It was also a film that, by modern standards, would have been described as having a ‘troubled development’. The screen writers changed hands during the production of the film. Only the first half of the script was ready when they began filming. A lot of key story elements – whether Ilsa chooses Rick or Victor, who makes it out of Casablanca on the plane, the final line of the film – all came together during the production itself. Casablanca is a cinematic triumph where the producers were laying down the tracks as the train was already in motion.
Given the seat-of-the-pants nature of its production, how did it come together so beautifully? I think producer Hal B Wallis made the right call on all of those critical, unfinalized plot points. The film doesn’t work nearly as well if Ilsa chooses Rick or if he flees Casablanca at the end of the film. I also think that for all the instances where the film ran afoul of censors, Warner simply stuck to their guns but changed implicit dialogue into innuendo. This directly lead to some of the film’s most memorable lines of dialogue when referencing Rick and Ilsa’s romance and Captain Renault’s criminal behavior. Lastly, despite being one of two dozen films that the studio released in 1942, its clear from reading about the production of Casablanca that Wallis genuinely gave a damn about the film and sweated on every detail. Even when the casting finally came together and script was 99% agreed upon, they tweaked that thing down to the last minute and that’s how Casablanca ended up with “Louis, I think this is the beginning of a beautiful friendship” as the closing line of the film.

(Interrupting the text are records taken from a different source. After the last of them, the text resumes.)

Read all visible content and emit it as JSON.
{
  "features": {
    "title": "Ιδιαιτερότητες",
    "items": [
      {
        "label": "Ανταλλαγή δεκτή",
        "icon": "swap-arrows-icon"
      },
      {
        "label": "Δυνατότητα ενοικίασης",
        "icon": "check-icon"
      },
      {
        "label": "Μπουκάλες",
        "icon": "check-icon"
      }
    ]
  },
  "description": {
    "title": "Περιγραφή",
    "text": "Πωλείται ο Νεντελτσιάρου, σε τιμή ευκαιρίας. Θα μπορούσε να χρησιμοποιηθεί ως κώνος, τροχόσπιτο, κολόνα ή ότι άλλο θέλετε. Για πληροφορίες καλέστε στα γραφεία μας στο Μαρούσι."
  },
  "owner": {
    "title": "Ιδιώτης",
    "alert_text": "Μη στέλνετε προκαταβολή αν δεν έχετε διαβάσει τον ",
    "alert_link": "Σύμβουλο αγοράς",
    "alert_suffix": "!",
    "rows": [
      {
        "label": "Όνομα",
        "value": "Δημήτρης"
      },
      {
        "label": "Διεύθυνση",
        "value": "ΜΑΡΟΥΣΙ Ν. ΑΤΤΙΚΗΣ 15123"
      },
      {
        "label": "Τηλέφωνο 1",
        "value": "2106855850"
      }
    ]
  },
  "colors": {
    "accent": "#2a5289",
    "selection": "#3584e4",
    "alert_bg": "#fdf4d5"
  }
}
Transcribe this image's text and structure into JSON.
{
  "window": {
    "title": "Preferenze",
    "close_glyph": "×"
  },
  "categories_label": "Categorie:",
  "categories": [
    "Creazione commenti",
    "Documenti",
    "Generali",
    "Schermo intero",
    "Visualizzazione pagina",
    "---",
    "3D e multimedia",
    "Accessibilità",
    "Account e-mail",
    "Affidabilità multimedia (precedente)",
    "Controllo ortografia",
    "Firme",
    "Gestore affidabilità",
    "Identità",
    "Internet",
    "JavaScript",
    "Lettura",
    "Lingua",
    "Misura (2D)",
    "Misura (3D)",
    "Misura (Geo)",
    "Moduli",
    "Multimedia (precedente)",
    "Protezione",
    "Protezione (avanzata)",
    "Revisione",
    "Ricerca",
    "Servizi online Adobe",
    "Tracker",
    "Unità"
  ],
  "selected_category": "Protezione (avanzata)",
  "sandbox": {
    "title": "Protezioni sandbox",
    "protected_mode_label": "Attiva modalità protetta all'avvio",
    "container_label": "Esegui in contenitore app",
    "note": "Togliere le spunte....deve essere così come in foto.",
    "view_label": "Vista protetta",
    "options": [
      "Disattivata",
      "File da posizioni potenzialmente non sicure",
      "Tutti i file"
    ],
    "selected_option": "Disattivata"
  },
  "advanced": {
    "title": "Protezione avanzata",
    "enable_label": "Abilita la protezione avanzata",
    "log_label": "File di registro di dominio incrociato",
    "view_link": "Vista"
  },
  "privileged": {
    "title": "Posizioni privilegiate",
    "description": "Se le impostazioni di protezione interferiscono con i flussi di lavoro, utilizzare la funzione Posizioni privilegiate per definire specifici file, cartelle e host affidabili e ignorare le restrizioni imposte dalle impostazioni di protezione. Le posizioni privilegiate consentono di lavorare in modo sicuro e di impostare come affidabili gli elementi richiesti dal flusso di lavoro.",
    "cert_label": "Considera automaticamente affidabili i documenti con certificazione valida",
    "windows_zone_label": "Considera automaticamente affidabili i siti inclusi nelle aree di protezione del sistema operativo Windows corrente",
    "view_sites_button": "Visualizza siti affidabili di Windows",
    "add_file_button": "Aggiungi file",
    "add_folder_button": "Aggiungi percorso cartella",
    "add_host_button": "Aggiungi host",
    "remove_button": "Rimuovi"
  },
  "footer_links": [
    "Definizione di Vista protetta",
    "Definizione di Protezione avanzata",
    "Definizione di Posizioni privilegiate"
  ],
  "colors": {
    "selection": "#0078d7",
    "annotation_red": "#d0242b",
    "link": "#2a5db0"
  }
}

Oh, another reason the film works so well? Just look at that cast list. I’m not just talking about Humphrey Bogart and Ingrid Bergman. It’s the supporting cast that bring Casablanca to life. Sydney Greenstreet. Peter Lorre. Conrad Veidt. Claude Rains. Claude Rains, man! It is an assembly of some of the greatest character actors of that era and they are given some absolutely cracking characters to bring to life. Rains in particular, as the gleefully corrupt Captain Renault, is one of the shining stars of the film and his friendship with Rick is as important as Rick’s relationship with Ilsa in bringing Casablanca to life.
And of course there’s no doubting that Humphrey Bogart and Ingrid Bergman are absolutely sensational as the film’s romantic leads. They are big time movie stars in the classic sense of the phrase and all these years later their magnetic chemistry and screen presence is unmatched.
Casablanca is one of those rare films that spans multiple genres and excels at all of them. Its one of the best romance films ever made. It’s also one of the greatest war films. And funniest comedy. And tensest thriller. It has more famous lines that have stayed with audiences and become a part of popular culture than virtually anything else before or since. It has a timeless quality to it that still impresses me to this day. I think any open minded young person watching the film for the first time will still get swept up in its quality because the values of the film are universal and the cracking wit and sharpness of the dialogue is timeless in its appeal.
If I ever want to encourage someone to discover Golden Age cinema, I start with Casablanca. It’s a gateway film to a vast library of incredible cinema and it is the most accessible pathway that I know of. I know because it worked for me.